- LATIN AMERICA
- MIDDLE EAST
- United Kingdom
- United States
- New Zealand
- South Africa
Rising Tensions Over China's Monopoly on Rare Earths?
China's dominance of the global rare earths market continues to impact on the economic and strategic calculations of a host of Western consumers
The metals sector includes both precious and industrial metals although precious metals also have many uses in industry.
The noble metals, which are resistant to corrosion and oxidation, are gold, platinum, silver, osmium, ruthenium, rhodium, palladium, and iridium. Because gold is virtually indestructible and substantial amounts of it are already stored above ground, its demand and supply characteristics are different from those of industrial metals. Iron is in a category of its own because it is the most widely produced and traded metal and is used primarily in the form of steel.
Base metals, which include copper, lead, tin, and mercury, are significant for their wide uses throughout the economy. Light metals include aluminum, titanium, and magnesium, and are used alone or as alloys. Alloying metals, which are used with other metals for special purposes, include manganese nickel, chromium, molybdenum, vanadium and others.
There are other metals, some grouped together as minor metals and others known as rare earths, that have recently become more important because of their technological applications.
Despite their name, rare-earth elements are relatively plentiful in Earth's crust, with cerium being the 25th most abundant element at 68 parts per million, more abundant than copper. All isotopes of promethium are radioactive, and it does not occur naturally in the earth's crust, except for a trace amount generated by spontaneous fission of Uranium. They are often found in minerals with thorium, and less commonly uranium.
Because of their geochemical properties, rare-earth elements are typically dispersed and not often found concentrated in rare-earth minerals. Consequently, economically exploitable ore deposits are sparse.
Metals are a non-renewable, or exhaustible, resource; hence, the central concept of their supply is a determination of a feasible rate of extraction. Geologic conditions, technology, economic conditions, resource ownership and concentration, and metallurgy are major areas that determine the supply of metals.
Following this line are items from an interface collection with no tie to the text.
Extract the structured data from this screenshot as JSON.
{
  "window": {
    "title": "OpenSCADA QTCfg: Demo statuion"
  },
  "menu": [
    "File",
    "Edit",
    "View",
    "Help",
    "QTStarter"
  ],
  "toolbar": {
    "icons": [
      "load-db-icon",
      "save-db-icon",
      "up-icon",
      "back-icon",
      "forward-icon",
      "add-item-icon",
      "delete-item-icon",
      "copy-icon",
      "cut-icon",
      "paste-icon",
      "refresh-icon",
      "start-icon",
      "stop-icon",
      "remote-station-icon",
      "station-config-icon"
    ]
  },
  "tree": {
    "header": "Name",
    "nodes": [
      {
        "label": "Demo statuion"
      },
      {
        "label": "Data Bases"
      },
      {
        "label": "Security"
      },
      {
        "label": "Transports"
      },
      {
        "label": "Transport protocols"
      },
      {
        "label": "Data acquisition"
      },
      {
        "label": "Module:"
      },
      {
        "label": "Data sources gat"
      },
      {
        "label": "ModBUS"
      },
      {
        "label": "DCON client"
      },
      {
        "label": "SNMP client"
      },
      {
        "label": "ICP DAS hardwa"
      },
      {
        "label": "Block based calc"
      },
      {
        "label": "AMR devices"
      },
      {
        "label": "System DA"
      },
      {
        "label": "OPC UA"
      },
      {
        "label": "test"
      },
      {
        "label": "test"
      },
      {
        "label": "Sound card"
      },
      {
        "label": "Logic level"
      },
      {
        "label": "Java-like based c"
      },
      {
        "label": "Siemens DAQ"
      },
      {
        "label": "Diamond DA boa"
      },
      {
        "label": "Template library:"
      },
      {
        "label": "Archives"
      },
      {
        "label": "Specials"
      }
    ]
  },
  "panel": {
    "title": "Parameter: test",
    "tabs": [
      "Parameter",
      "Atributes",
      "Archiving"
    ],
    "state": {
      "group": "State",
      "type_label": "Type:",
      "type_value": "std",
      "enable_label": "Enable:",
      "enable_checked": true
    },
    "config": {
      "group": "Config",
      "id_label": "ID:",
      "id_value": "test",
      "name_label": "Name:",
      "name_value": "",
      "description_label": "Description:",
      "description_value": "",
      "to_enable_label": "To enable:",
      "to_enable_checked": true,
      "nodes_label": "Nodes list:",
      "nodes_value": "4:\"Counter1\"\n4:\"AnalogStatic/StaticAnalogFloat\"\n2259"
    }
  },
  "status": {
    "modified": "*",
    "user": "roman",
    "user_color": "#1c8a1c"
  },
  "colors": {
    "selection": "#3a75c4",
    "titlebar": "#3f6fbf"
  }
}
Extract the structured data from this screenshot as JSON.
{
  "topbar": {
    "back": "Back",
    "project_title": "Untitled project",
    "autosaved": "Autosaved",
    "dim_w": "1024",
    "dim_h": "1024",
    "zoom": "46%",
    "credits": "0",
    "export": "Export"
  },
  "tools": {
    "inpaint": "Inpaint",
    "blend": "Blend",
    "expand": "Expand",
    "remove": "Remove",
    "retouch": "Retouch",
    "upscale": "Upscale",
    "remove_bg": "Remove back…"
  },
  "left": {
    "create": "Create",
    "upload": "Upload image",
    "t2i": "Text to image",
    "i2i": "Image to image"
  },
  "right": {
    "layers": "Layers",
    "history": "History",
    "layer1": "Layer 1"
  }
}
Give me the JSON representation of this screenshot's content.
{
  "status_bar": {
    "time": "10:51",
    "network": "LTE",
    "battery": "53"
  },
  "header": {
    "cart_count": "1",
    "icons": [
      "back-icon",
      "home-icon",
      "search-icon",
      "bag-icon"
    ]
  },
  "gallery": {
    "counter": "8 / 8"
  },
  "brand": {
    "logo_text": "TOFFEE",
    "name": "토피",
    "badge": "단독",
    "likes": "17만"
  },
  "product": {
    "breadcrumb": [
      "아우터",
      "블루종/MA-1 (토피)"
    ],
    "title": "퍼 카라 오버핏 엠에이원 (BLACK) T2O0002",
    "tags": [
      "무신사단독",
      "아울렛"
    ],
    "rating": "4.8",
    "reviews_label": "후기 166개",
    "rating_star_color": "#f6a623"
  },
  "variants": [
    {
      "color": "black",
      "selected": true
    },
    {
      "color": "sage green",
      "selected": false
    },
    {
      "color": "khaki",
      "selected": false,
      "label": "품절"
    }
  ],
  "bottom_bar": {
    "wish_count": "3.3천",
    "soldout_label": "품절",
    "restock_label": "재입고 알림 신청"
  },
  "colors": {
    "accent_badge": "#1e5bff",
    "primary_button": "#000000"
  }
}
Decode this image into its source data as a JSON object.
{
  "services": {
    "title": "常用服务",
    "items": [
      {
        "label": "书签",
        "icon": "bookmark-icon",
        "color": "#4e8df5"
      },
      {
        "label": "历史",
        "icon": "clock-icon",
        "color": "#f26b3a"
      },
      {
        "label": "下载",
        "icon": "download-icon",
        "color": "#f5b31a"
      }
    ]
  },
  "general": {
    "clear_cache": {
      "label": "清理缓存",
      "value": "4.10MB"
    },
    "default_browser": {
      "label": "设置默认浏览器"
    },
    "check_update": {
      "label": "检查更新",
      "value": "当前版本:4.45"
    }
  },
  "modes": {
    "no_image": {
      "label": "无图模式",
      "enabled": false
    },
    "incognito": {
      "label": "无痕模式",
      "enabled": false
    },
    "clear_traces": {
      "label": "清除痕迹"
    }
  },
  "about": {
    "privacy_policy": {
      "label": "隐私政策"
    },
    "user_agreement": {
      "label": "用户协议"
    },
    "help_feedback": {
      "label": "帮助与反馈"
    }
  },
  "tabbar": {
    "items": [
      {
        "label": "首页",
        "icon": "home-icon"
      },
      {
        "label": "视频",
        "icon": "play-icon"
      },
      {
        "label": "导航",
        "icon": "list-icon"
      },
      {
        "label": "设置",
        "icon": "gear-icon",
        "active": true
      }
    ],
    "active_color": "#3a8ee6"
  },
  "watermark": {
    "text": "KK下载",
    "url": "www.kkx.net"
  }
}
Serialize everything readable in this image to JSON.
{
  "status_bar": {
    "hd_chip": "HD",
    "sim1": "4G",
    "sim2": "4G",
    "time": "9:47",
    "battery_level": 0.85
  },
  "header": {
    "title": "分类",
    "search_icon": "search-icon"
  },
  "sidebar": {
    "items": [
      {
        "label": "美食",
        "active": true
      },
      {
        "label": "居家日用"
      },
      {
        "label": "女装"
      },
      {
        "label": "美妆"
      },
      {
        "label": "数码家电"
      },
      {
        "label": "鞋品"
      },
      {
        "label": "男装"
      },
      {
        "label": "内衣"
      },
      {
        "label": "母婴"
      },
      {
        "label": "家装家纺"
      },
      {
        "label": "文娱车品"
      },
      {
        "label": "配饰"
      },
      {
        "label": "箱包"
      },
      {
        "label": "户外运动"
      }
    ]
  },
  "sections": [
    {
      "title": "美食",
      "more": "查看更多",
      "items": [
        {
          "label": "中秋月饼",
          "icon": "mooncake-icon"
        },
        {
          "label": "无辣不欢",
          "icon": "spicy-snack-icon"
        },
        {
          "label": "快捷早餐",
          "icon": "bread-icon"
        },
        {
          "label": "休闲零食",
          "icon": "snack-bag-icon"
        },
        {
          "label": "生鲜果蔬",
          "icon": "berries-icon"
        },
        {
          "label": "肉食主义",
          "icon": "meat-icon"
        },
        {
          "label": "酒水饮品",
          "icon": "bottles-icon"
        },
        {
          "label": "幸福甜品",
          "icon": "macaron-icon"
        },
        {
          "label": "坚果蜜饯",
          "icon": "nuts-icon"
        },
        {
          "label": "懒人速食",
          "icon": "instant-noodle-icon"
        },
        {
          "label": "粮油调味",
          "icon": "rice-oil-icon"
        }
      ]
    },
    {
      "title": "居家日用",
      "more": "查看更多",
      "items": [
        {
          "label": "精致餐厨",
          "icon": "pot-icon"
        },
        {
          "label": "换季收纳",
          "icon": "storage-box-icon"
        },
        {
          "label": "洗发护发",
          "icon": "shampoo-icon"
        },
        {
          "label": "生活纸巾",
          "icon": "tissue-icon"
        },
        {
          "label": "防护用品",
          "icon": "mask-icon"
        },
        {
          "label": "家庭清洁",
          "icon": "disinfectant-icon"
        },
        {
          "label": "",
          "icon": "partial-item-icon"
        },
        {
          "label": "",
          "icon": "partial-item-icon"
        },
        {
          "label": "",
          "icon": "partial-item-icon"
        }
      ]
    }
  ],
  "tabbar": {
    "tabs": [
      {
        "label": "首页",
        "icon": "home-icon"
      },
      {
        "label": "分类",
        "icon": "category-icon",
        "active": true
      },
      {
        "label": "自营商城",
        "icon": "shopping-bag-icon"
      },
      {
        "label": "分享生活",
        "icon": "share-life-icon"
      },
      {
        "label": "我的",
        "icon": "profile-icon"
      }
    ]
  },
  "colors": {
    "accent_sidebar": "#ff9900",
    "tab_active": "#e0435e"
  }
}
Demand for metals arises from fabricators, various industrial sectors, durable goods and packaging consumption, and can be affected by cross-substitutability and the different price elasticities of each metal. Because metals are recyclable, scrap has become an important secondary source of some metals.